§ **PROBLEM DESCRIPTION**
Give back the data below exactly as it was given.

§ **Element data from apps and pages**
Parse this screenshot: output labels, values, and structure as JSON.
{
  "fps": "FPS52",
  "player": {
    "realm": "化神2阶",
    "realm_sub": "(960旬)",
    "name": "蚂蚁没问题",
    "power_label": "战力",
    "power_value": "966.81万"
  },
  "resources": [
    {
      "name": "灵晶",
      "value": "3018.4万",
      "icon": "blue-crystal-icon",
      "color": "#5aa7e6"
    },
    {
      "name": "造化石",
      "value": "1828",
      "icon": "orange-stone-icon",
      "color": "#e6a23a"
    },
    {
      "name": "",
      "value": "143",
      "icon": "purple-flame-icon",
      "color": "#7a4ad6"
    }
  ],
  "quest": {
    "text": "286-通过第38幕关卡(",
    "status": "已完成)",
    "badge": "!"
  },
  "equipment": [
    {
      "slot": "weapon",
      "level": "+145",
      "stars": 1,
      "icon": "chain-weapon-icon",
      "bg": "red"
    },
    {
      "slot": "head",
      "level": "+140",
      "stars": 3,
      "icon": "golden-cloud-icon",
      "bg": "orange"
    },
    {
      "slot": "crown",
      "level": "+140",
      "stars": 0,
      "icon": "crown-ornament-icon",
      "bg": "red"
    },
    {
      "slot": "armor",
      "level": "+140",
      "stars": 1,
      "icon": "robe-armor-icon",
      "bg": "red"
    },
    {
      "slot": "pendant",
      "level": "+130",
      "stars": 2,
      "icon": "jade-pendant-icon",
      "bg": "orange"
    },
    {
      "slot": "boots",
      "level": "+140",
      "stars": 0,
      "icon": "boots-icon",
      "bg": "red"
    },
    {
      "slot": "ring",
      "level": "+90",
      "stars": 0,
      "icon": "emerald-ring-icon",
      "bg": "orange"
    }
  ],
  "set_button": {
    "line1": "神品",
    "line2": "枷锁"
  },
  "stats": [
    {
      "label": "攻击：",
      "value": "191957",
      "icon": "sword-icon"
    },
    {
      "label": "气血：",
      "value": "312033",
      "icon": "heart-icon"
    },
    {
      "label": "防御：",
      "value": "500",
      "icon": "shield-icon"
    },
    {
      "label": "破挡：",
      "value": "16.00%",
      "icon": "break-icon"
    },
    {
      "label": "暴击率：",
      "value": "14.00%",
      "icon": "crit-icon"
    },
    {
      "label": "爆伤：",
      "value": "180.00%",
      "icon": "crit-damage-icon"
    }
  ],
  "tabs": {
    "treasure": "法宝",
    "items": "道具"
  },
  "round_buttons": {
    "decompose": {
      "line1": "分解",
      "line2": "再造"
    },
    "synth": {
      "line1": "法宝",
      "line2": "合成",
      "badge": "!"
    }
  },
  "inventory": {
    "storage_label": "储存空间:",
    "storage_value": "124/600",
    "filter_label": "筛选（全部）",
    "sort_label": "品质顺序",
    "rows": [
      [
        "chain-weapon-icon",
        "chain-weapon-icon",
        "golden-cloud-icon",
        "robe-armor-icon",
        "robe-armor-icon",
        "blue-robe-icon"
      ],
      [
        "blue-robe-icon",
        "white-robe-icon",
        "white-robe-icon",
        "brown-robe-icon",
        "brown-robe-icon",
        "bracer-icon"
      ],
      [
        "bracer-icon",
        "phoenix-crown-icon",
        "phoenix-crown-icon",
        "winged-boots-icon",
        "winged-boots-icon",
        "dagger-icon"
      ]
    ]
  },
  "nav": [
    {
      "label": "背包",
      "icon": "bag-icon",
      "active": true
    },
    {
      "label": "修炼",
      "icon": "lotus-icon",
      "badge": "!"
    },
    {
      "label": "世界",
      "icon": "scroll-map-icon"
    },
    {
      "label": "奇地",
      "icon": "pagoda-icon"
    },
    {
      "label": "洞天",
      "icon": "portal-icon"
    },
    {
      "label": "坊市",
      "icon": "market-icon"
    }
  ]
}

§ **ANSWER SECTION**
Parse this screenshot: output labels, values, and structure as JSON.
{
  "fps": "FPS52",
  "player": {
    "realm": "化神2阶",
    "realm_sub": "(960旬)",
    "name": "蚂蚁没问题",
    "power_label": "战力",
    "power_value": "966.81万"
  },
  "resources": [
    {
      "name": "灵晶",
      "value": "3018.4万",
      "icon": "blue-crystal-icon",
      "color": "#5aa7e6"
    },
    {
      "name": "造化石",
      "value": "1828",
      "icon": "orange-stone-icon",
      "color": "#e6a23a"
    },
    {
      "name": "",
      "value": "143",
      "icon": "purple-flame-icon",
      "color": "#7a4ad6"
    }
  ],
  "quest": {
    "text": "286-通过第38幕关卡(",
    "status": "已完成)",
    "badge": "!"
  },
  "equipment": [
    {
      "slot": "weapon",
      "level": "+145",
      "stars": 1,
      "icon": "chain-weapon-icon",
      "bg": "red"
    },
    {
      "slot": "head",
      "level": "+140",
      "stars": 3,
      "icon": "golden-cloud-icon",
      "bg": "orange"
    },
    {
      "slot": "crown",
      "level": "+140",
      "stars": 0,
      "icon": "crown-ornament-icon",
      "bg": "red"
    },
    {
      "slot": "armor",
      "level": "+140",
      "stars": 1,
      "icon": "robe-armor-icon",
      "bg": "red"
    },
    {
      "slot": "pendant",
      "level": "+130",
      "stars": 2,
      "icon": "jade-pendant-icon",
      "bg": "orange"
    },
    {
      "slot": "boots",
      "level": "+140",
      "stars": 0,
      "icon": "boots-icon",
      "bg": "red"
    },
    {
      "slot": "ring",
      "level": "+90",
      "stars": 0,
      "icon": "emerald-ring-icon",
      "bg": "orange"
    }
  ],
  "set_button": {
    "line1": "神品",
    "line2": "枷锁"
  },
  "stats": [
    {
      "label": "攻击：",
      "value": "191957",
      "icon": "sword-icon"
    },
    {
      "label": "气血：",
      "value": "312033",
      "icon": "heart-icon"
    },
    {
      "label": "防御：",
      "value": "500",
      "icon": "shield-icon"
    },
    {
      "label": "破挡：",
      "value": "16.00%",
      "icon": "break-icon"
    },
    {
      "label": "暴击率：",
      "value": "14.00%",
      "icon": "crit-icon"
    },
    {
      "label": "爆伤：",
      "value": "180.00%",
      "icon": "crit-damage-icon"
    }
  ],
  "tabs": {
    "treasure": "法宝",
    "items": "道具"
  },
  "round_buttons": {
    "decompose": {
      "line1": "分解",
      "line2": "再造"
    },
    "synth": {
      "line1": "法宝",
      "line2": "合成",
      "badge": "!"
    }
  },
  "inventory": {
    "storage_label": "储存空间:",
    "storage_value": "124/600",
    "filter_label": "筛选（全部）",
    "sort_label": "品质顺序",
    "rows": [
      [
        "chain-weapon-icon",
        "chain-weapon-icon",
        "golden-cloud-icon",
        "robe-armor-icon",
        "robe-armor-icon",
        "blue-robe-icon"
      ],
      [
        "blue-robe-icon",
        "white-robe-icon",
        "white-robe-icon",
        "brown-robe-icon",
        "brown-robe-icon",
        "bracer-icon"
      ],
      [
        "bracer-icon",
        "phoenix-crown-icon",
        "phoenix-crown-icon",
        "winged-boots-icon",
        "winged-boots-icon",
        "dagger-icon"
      ]
    ]
  },
  "nav": [
    {
      "label": "背包",
      "icon": "bag-icon",
      "active": true
    },
    {
      "label": "修炼",
      "icon": "lotus-icon",
      "badge": "!"
    },
    {
      "label": "世界",
      "icon": "scroll-map-icon"
    },
    {
      "label": "奇地",
      "icon": "pagoda-icon"
    },
    {
      "label": "洞天",
      "icon": "portal-icon"
    },
    {
      "label": "坊市",
      "icon": "market-icon"
    }
  ]
}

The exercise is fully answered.